A volcano joke that Drew learned from Halle: Where do volcanoes sleep? ... In a lava bed!
We then drove up a very steep road to the crater of the volcano. On the way up, we had a great view of the cross that was first placed on the volcano in 1529 by a priest who called it the mouth of hell. The original cross has been replaced several times.
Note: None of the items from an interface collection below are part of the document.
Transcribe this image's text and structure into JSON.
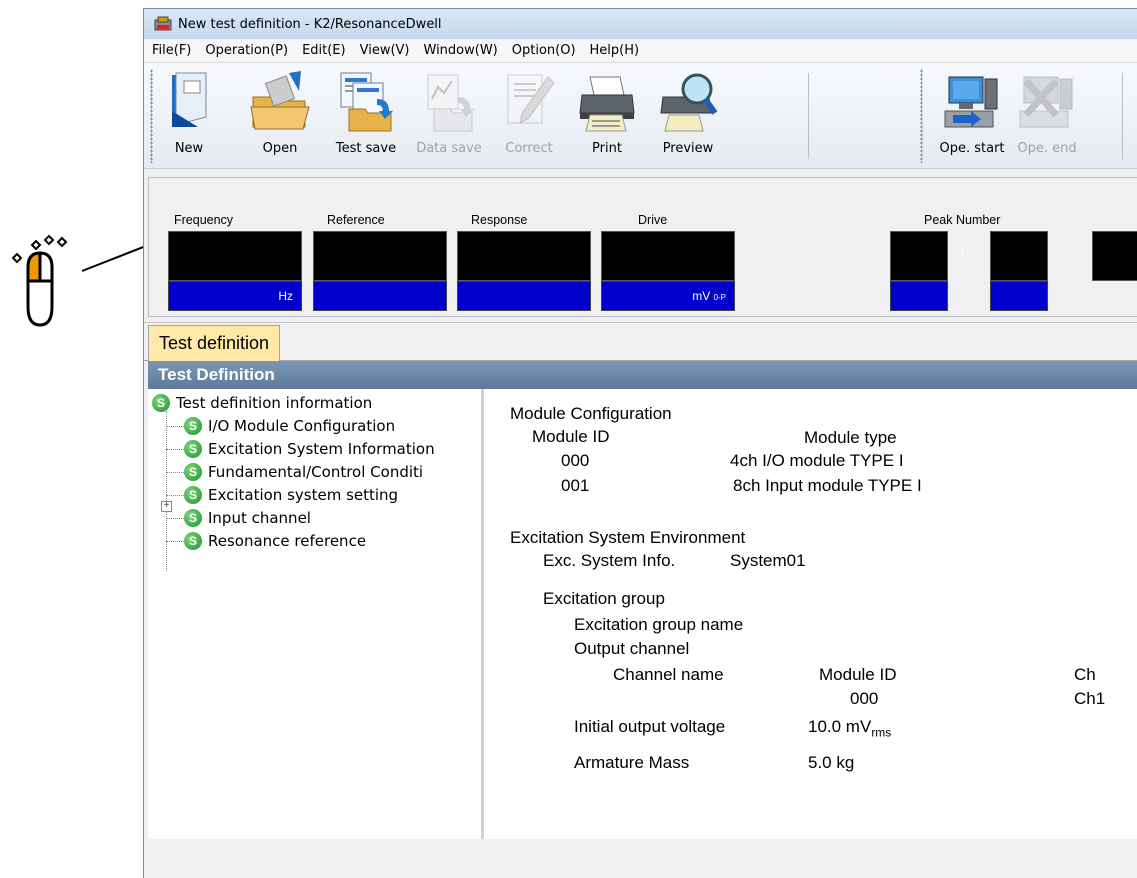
{
  "window": {
    "title": "New test definition - K2/ResonanceDwell"
  },
  "menu": [
    "File(F)",
    "Operation(P)",
    "Edit(E)",
    "View(V)",
    "Window(W)",
    "Option(O)",
    "Help(H)"
  ],
  "toolbar": {
    "new": "New",
    "open": "Open",
    "test_save": "Test save",
    "data_save": "Data save",
    "correct": "Correct",
    "print": "Print",
    "preview": "Preview",
    "ope_start": "Ope. start",
    "ope_end": "Ope. end"
  },
  "monitor": {
    "frequency_label": "Frequency",
    "frequency_unit": "Hz",
    "reference_label": "Reference",
    "response_label": "Response",
    "drive_label": "Drive",
    "drive_unit": "mV",
    "drive_unit_suffix": "0-P",
    "peak_label": "Peak Number",
    "peak_sep": "/"
  },
  "tabs": {
    "test_definition": "Test definition"
  },
  "panel": {
    "header": "Test Definition"
  },
  "tree": {
    "root": "Test definition information",
    "items": [
      "I/O Module Configuration",
      "Excitation System Information",
      "Fundamental/Control Conditi",
      "Excitation system setting",
      "Input channel",
      "Resonance reference"
    ]
  },
  "details": {
    "module_config": "Module Configuration",
    "module_id_hdr": "Module ID",
    "module_type_hdr": "Module type",
    "modules": [
      {
        "id": "000",
        "type": "4ch I/O module TYPE I"
      },
      {
        "id": "001",
        "type": "8ch Input module TYPE I"
      }
    ],
    "exc_env": "Excitation System Environment",
    "exc_info_label": "Exc. System Info.",
    "exc_info_value": "System01",
    "exc_group": "Excitation group",
    "exc_group_name": "Excitation group name",
    "output_channel": "Output channel",
    "channel_name_hdr": "Channel name",
    "module_id_hdr2": "Module ID",
    "ch_hdr": "Ch",
    "out_module_id": "000",
    "out_ch": "Ch1",
    "init_voltage_label": "Initial output voltage",
    "init_voltage_value": "10.0 mV",
    "init_voltage_sub": "rms",
    "armature_label": "Armature Mass",
    "armature_value": "5.0 kg"
  },
  "colors": {
    "accent_orange": "#f39800",
    "tab_yellow": "#ffe9a8",
    "panel_header": "#6a86a6",
    "unit_blue": "#0000cc"
  }
}
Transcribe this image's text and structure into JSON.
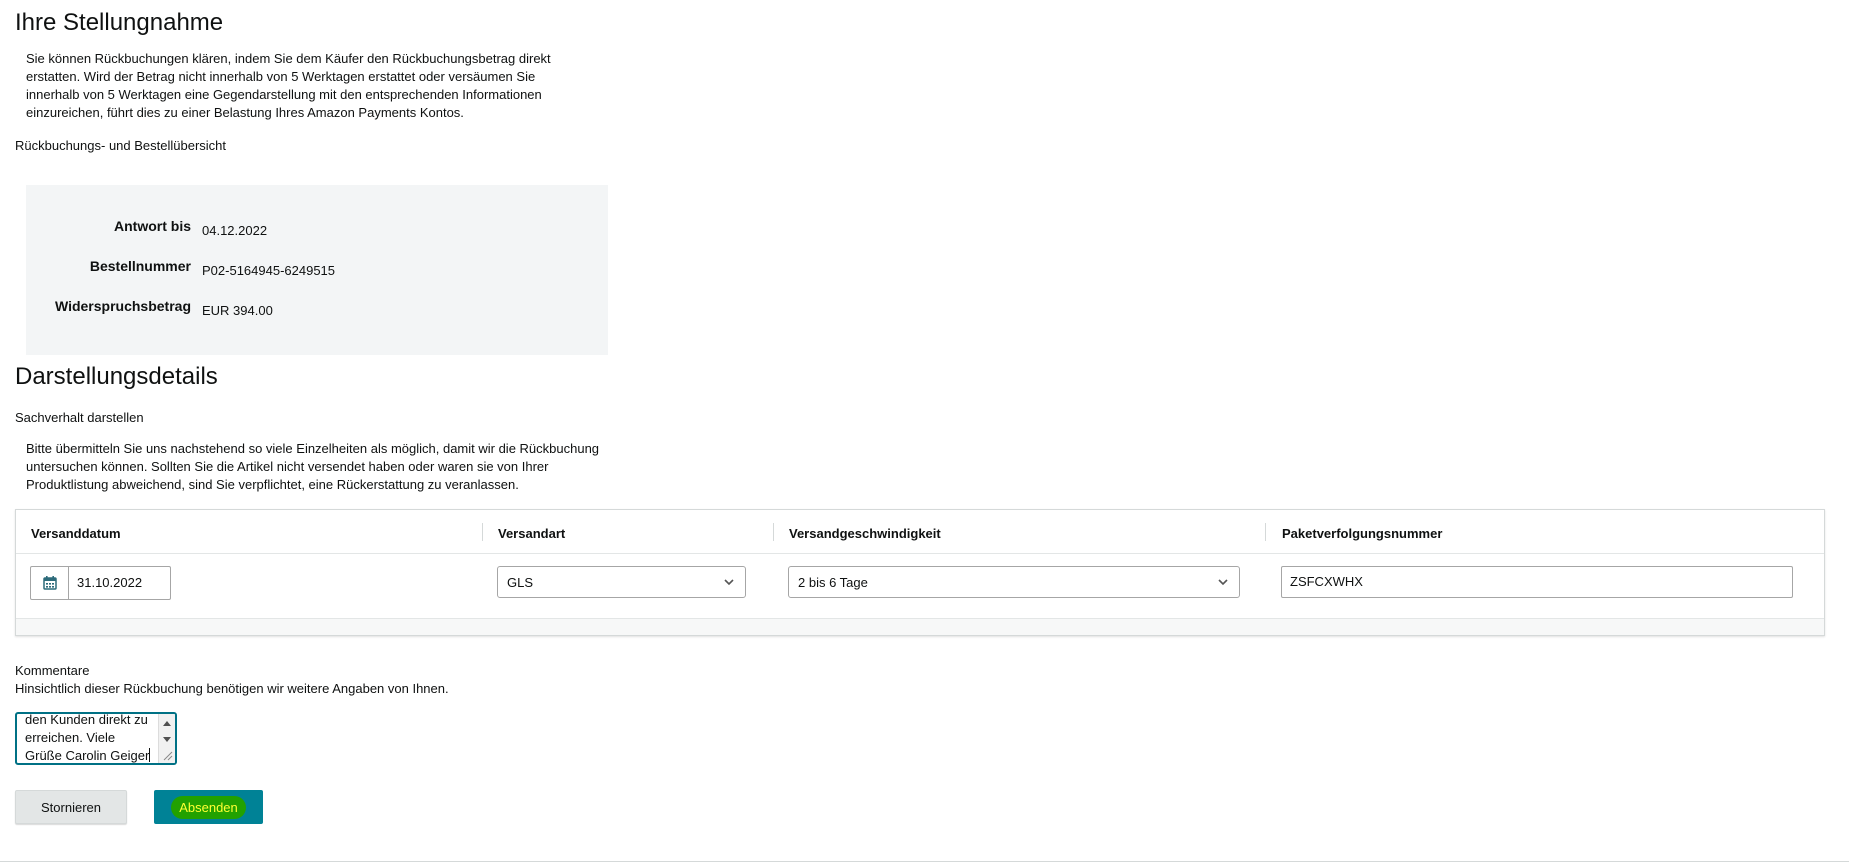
{
  "response_section": {
    "title": "Ihre Stellungnahme",
    "intro": "Sie können Rückbuchungen klären, indem Sie dem Käufer den Rückbuchungsbetrag direkt erstatten. Wird der Betrag nicht innerhalb von 5 Werktagen erstattet oder versäumen Sie innerhalb von 5 Werktagen eine Gegendarstellung mit den entsprechenden Informationen einzureichen, führt dies zu einer Belastung Ihres Amazon Payments Kontos.",
    "overview_label": "Rückbuchungs- und Bestellübersicht"
  },
  "summary": {
    "rows": [
      {
        "label": "Antwort bis",
        "value": "04.12.2022"
      },
      {
        "label": "Bestellnummer",
        "value": "P02-5164945-6249515"
      },
      {
        "label": "Widerspruchsbetrag",
        "value": "EUR 394.00"
      }
    ]
  },
  "details_section": {
    "title": "Darstellungsdetails",
    "sublabel": "Sachverhalt darstellen",
    "intro": "Bitte übermitteln Sie uns nachstehend so viele Einzelheiten als möglich, damit wir die Rückbuchung untersuchen können. Sollten Sie die Artikel nicht versendet haben oder waren sie von Ihrer Produktlistung abweichend, sind Sie verpflichtet, eine Rückerstattung zu veranlassen."
  },
  "shipping_table": {
    "headers": [
      "Versanddatum",
      "Versandart",
      "Versandgeschwindigkeit",
      "Paketverfolgungsnummer"
    ],
    "ship_date": "31.10.2022",
    "carrier": "GLS",
    "speed": "2 bis 6 Tage",
    "tracking_number": "ZSFCXWHX"
  },
  "comments": {
    "label": "Kommentare",
    "hint": "Hinsichtlich dieser Rückbuchung benötigen wir weitere Angaben von Ihnen.",
    "text": "den Kunden direkt zu\nerreichen. Viele\nGrüße Carolin Geiger"
  },
  "actions": {
    "cancel_label": "Stornieren",
    "submit_label": "Absenden"
  },
  "colors": {
    "primary_button": "#008296",
    "highlight_bg": "#22a100",
    "highlight_text": "#ffff33",
    "focus_border": "#007185"
  },
  "icons": {
    "calendar": "calendar-icon",
    "dropdown": "chevron-down-icon"
  }
}
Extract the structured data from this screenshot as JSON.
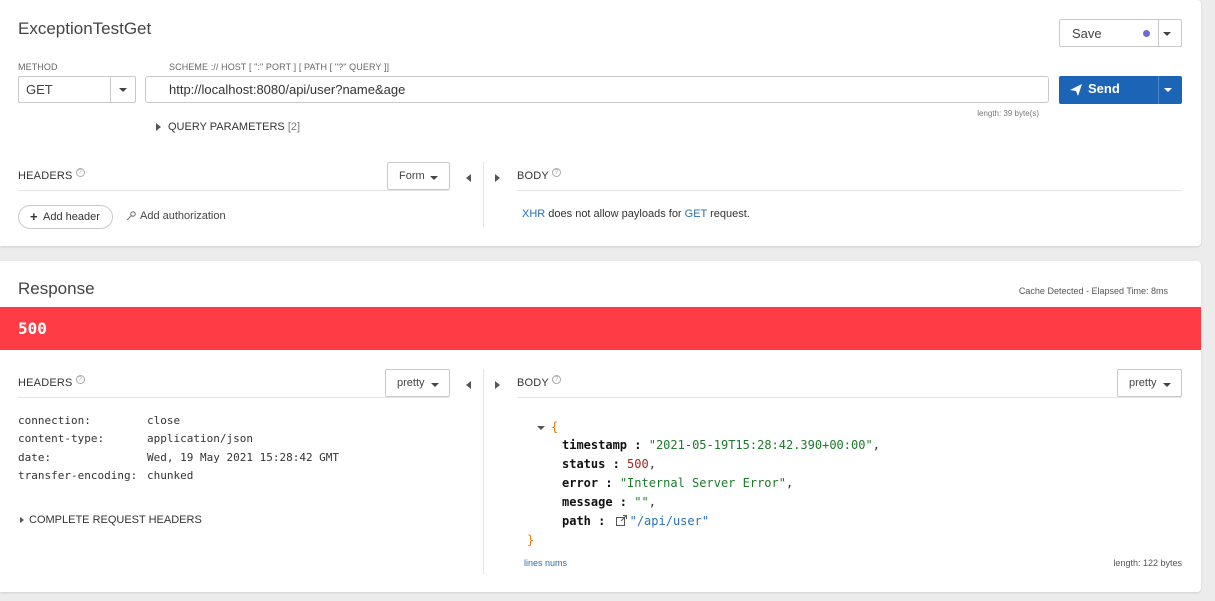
{
  "request": {
    "title": "ExceptionTestGet",
    "save_label": "Save",
    "method_label": "METHOD",
    "method_value": "GET",
    "scheme_label": "SCHEME :// HOST [ \":\" PORT ] [ PATH [ \"?\" QUERY ]]",
    "url": "http://localhost:8080/api/user?name&age",
    "send_label": "Send",
    "length_text": "length: 39 byte(s)",
    "query_params_label": "QUERY PARAMETERS",
    "query_params_count": "[2]",
    "headers_label": "HEADERS",
    "form_label": "Form",
    "body_label": "BODY",
    "add_header_label": "Add header",
    "add_authorization_label": "Add authorization",
    "body_msg": {
      "xhr": "XHR",
      "middle": " does not allow payloads for ",
      "get": "GET",
      "end": " request."
    }
  },
  "response": {
    "title": "Response",
    "cache_text": "Cache Detected - Elapsed Time: 8ms",
    "status_code": "500",
    "status_color": "#ff3b45",
    "headers_label": "HEADERS",
    "pretty_label": "pretty",
    "body_label": "BODY",
    "headers": [
      {
        "key": "connection:",
        "value": "close"
      },
      {
        "key": "content-type:",
        "value": "application/json"
      },
      {
        "key": "date:",
        "value": "Wed, 19 May 2021 15:28:42 GMT"
      },
      {
        "key": "transfer-encoding:",
        "value": "chunked"
      }
    ],
    "complete_headers_label": "COMPLETE REQUEST HEADERS",
    "json": {
      "open": "{",
      "close": "}",
      "timestamp_key": "timestamp",
      "timestamp_val": "\"2021-05-19T15:28:42.390+00:00\"",
      "status_key": "status",
      "status_val": "500",
      "error_key": "error",
      "error_val": "\"Internal Server Error\"",
      "message_key": "message",
      "message_val": "\"\"",
      "path_key": "path",
      "path_val": "\"/api/user\""
    },
    "lines_nums_label": "lines nums",
    "length_text": "length: 122 bytes"
  }
}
When we got to the parking area near the top, we could look right into the crater of the volcano. The smoke and fumes were quite bad, so we had gas masks! The park rangers recommend only staying at the crater for 20 minutes or less because of the fumes. This photo shows a view of the crater edge and the smoke coming out. We tried to be quick because Abby didn't like wearing the mask. Drew didn't particularly like it either, but given his current fascination with volcanoes, he tolerated it to fight the fumes. Nick and Drew hiked up 177 steps to the cross. Abbey and I opted not to after a group coming down told us that the fumes were even worse on the steps than in the parking area. Just check out Drew's face in this picture to get an idea of how bad the gas was. Nick got this neat picture of the cross from right below it. The design allows it to be seen as a cross from any direction around the volcano. After the volcano, we went into the town of Masaya to visit the market there. It wasn't much different from the market in Managua as far as the artisan crafts available, but it was in this neat stone walled, open air plaza. We enjoyed walking around and taking in the sites of the market. Nick got a cool shirt (that I'll have to get a picture of him modeling later) and Drew got a small leather journal with a volcano (of course) painted on the front.
Halle and Nick got up on the roof to harvest some mangos. Nick is using a long bamboo pole with a hook on the end to pull the mangos free and Halle is catching them. These mangos are very tasty! We put them in the freezer and enjoy a cold treat later.